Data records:
= Beginning of Section =

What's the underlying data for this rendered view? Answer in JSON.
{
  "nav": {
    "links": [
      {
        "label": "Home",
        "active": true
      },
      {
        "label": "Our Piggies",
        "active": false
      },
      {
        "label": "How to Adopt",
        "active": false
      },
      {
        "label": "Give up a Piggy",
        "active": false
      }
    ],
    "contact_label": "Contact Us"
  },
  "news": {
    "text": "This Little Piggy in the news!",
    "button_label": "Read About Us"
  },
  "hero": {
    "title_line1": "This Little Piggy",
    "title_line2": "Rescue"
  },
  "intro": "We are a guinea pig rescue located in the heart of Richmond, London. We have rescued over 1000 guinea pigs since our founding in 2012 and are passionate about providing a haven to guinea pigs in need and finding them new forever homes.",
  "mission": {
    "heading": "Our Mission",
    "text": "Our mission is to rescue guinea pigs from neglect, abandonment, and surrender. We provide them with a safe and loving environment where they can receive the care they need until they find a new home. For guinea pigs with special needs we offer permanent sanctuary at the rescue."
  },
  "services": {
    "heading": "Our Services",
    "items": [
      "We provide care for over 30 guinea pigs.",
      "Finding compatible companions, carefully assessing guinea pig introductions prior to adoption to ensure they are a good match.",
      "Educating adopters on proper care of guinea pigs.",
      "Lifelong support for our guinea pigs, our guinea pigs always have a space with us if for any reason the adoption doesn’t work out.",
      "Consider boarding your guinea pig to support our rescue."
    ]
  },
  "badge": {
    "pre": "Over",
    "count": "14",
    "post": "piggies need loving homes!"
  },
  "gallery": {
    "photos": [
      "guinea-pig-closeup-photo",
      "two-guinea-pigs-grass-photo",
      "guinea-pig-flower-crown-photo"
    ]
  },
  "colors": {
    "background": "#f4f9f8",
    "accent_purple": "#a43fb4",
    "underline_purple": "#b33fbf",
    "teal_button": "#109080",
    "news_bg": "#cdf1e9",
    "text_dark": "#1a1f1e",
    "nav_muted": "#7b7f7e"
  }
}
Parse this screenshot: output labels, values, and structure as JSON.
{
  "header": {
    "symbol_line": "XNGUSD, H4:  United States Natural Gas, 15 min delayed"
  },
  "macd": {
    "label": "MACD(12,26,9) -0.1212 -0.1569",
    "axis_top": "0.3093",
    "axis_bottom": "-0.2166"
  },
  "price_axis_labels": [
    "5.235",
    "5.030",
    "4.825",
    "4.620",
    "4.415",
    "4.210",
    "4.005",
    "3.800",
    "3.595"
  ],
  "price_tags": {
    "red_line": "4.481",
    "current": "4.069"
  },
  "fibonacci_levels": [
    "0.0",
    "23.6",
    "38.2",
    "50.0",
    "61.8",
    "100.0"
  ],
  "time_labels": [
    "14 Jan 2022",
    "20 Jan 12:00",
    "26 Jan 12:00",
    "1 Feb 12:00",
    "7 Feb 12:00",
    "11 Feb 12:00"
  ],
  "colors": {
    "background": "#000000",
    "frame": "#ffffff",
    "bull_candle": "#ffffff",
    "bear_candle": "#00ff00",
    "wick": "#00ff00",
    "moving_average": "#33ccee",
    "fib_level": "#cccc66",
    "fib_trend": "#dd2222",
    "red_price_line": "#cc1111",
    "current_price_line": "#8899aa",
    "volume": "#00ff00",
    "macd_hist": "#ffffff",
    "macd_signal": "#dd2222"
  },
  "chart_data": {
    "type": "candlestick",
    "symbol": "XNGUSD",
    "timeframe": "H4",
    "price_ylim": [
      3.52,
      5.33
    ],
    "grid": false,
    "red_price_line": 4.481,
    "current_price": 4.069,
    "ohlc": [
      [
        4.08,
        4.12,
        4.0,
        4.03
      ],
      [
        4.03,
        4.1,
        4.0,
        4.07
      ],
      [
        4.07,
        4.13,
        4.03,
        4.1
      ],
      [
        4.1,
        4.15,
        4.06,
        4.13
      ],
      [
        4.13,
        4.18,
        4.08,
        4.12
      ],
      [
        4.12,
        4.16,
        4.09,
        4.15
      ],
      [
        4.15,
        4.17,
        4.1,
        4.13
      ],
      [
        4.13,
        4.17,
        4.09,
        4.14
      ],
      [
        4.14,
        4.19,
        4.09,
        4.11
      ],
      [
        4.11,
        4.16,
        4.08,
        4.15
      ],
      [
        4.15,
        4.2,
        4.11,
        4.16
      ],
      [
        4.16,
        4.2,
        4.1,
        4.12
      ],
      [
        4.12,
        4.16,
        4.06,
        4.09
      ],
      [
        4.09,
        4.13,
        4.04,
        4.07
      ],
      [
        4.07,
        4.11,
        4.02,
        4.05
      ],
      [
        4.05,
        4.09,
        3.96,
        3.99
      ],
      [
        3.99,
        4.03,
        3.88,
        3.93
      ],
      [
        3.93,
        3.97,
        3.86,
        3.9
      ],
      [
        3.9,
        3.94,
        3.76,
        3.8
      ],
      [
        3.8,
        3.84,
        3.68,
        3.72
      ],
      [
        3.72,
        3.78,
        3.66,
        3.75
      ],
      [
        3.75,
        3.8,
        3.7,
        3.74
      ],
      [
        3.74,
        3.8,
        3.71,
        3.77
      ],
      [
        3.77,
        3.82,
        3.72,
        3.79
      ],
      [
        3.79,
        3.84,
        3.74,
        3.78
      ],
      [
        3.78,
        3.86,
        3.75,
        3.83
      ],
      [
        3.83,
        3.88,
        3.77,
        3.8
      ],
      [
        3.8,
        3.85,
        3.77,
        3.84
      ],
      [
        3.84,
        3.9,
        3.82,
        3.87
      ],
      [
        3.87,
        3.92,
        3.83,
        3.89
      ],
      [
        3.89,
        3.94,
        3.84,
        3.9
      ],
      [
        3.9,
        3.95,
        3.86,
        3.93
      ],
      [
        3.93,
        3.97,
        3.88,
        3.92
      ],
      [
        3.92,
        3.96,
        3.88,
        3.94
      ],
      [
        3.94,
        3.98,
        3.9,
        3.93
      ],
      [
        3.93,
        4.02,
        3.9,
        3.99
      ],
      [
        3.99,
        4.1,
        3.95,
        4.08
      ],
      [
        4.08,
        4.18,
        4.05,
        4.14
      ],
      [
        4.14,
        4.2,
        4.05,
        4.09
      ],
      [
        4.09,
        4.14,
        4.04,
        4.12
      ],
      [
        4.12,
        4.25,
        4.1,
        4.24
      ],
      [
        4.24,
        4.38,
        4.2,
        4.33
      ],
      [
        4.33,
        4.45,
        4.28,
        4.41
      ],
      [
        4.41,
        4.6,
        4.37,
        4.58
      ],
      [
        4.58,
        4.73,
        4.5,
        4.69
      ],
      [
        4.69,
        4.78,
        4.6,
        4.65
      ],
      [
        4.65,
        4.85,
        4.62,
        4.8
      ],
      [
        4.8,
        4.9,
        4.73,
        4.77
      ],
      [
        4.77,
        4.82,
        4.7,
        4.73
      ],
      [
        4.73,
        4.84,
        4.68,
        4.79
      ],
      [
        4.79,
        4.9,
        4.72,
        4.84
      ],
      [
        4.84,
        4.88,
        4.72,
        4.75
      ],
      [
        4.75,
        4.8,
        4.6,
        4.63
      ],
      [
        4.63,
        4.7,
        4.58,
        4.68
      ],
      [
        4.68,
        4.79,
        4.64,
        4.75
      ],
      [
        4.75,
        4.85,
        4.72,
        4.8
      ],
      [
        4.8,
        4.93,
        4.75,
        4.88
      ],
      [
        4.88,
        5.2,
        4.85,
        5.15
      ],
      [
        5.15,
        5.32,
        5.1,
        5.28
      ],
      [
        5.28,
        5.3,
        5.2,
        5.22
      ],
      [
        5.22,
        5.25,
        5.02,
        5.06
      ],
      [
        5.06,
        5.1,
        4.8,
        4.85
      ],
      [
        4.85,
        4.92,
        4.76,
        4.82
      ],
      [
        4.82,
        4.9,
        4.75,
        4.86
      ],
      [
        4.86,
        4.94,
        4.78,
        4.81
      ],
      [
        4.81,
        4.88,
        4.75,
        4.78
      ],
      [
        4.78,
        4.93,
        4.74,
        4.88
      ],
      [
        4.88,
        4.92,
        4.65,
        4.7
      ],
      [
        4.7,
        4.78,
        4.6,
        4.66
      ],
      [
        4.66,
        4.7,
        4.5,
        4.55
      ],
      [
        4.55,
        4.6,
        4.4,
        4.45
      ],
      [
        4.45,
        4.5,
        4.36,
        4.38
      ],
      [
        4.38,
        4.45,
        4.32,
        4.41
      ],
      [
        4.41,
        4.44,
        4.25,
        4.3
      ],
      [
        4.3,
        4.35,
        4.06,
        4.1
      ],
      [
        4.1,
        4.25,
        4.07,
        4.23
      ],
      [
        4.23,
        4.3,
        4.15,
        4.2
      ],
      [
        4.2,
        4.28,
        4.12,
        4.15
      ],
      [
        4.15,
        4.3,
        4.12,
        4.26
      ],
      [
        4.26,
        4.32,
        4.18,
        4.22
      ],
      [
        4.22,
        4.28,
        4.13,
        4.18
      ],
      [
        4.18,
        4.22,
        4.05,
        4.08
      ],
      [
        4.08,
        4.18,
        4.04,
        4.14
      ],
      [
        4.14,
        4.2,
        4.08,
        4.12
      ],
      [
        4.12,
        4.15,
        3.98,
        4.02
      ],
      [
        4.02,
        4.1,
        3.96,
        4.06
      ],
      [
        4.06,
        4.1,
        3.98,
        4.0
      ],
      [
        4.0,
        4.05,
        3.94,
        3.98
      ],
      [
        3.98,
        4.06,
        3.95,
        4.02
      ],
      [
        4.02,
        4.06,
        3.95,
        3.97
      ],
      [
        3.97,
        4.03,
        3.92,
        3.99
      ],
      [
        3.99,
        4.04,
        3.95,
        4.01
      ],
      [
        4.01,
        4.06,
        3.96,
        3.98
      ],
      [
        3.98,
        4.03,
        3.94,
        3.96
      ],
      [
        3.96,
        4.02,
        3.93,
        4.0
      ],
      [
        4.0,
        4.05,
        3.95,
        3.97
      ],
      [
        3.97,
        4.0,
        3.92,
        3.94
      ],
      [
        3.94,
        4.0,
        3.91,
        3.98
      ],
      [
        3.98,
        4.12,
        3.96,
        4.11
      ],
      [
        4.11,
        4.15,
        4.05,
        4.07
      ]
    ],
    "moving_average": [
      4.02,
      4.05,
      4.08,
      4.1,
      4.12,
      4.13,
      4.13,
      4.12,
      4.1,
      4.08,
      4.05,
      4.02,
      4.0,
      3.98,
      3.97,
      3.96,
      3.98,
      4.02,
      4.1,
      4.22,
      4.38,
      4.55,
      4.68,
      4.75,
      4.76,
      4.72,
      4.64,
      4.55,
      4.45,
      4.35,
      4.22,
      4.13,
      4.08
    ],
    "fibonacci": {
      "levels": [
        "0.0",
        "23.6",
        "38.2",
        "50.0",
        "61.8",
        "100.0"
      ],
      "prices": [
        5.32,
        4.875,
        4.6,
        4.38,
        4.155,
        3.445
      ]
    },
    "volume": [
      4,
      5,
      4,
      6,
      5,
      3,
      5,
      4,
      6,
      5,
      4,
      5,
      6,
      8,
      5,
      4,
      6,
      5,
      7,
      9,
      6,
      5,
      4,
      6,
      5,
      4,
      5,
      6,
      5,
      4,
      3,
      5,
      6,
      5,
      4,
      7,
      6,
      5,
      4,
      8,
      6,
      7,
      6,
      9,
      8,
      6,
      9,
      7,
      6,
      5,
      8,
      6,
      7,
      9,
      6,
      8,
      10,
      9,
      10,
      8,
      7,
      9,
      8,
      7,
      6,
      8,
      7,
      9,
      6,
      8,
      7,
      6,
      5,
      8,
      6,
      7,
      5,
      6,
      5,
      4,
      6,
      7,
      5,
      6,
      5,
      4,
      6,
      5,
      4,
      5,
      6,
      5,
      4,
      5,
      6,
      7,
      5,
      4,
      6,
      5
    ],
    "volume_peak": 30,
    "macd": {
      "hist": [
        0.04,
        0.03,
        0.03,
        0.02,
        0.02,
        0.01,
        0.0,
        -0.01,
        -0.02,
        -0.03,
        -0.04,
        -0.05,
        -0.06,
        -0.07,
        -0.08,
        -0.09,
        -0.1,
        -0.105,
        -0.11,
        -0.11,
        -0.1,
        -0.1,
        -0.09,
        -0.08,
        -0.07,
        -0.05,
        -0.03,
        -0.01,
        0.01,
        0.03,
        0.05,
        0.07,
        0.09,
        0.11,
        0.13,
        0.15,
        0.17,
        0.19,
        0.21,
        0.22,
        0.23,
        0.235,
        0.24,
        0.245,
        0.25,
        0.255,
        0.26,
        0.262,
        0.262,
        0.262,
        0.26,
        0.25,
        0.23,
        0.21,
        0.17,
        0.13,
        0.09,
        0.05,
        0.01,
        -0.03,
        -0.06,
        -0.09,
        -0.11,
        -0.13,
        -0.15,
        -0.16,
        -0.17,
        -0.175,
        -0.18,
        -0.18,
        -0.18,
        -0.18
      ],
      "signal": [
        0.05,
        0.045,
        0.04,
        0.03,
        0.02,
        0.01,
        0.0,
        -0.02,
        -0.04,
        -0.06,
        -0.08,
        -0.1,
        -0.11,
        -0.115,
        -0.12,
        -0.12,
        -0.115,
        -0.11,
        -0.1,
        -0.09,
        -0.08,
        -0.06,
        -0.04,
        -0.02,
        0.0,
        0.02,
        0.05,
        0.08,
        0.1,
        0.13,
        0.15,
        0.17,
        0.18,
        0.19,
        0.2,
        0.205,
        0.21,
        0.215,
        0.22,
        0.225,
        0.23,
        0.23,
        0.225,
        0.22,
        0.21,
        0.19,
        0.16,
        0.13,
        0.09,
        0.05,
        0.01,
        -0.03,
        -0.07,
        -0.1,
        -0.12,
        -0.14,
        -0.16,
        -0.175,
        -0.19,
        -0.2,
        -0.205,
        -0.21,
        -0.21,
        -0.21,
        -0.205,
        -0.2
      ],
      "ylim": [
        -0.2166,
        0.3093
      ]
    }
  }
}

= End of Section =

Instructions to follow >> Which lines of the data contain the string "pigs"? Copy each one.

Answer space >>
  "intro": "We are a guinea pig rescue located in the heart of Richmond, London. We have rescued over 1000 guinea pigs since our founding in 2012 and are passionate about providing a haven to guinea pigs in need and finding them new forever homes.",
    "text": "Our mission is to rescue guinea pigs from neglect, abandonment, and surrender. We provide them with a safe and loving environment where they can receive the care they need until they find a new home. For guinea pigs with special needs we offer permanent sanctuary at the rescue."
      "We provide care for over 30 guinea pigs.",
      "Educating adopters on proper care of guinea pigs.",
      "Lifelong support for our guinea pigs, our guinea pigs always have a space with us if for any reason the adoption doesn’t work out.",
      "two-guinea-pigs-grass-photo",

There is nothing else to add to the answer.